Problem: Only lines containing the word "schulsystem" belong in the answer; copy each one from the records.

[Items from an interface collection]
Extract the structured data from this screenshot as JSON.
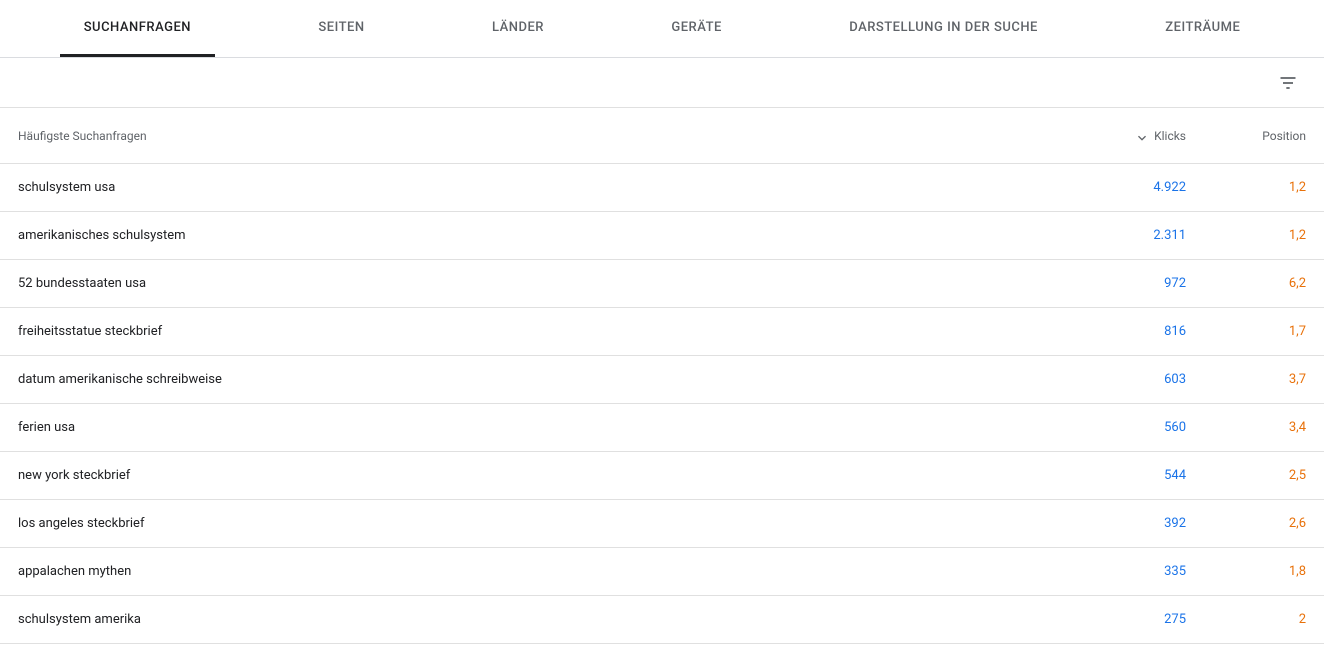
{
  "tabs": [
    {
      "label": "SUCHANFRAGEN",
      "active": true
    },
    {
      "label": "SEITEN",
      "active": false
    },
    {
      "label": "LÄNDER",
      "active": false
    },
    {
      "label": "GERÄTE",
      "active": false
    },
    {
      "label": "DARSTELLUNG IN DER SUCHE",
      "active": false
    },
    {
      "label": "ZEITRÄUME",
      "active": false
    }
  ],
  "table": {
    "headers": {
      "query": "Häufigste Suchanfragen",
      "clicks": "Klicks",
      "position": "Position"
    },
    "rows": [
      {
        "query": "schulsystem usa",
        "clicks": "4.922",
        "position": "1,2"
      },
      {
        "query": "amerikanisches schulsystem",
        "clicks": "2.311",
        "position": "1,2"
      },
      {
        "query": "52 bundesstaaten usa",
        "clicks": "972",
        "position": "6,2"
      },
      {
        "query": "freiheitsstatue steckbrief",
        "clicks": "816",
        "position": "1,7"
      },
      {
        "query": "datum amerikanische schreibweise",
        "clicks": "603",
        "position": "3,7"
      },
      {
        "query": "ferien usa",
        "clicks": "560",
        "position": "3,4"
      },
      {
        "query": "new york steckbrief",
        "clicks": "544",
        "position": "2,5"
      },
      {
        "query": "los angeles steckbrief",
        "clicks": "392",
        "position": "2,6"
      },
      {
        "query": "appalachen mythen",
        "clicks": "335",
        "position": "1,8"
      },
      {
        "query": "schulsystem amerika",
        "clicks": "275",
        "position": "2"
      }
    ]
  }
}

Exercise output:
        "query": "schulsystem usa",
        "query": "amerikanisches schulsystem",
        "query": "schulsystem amerika",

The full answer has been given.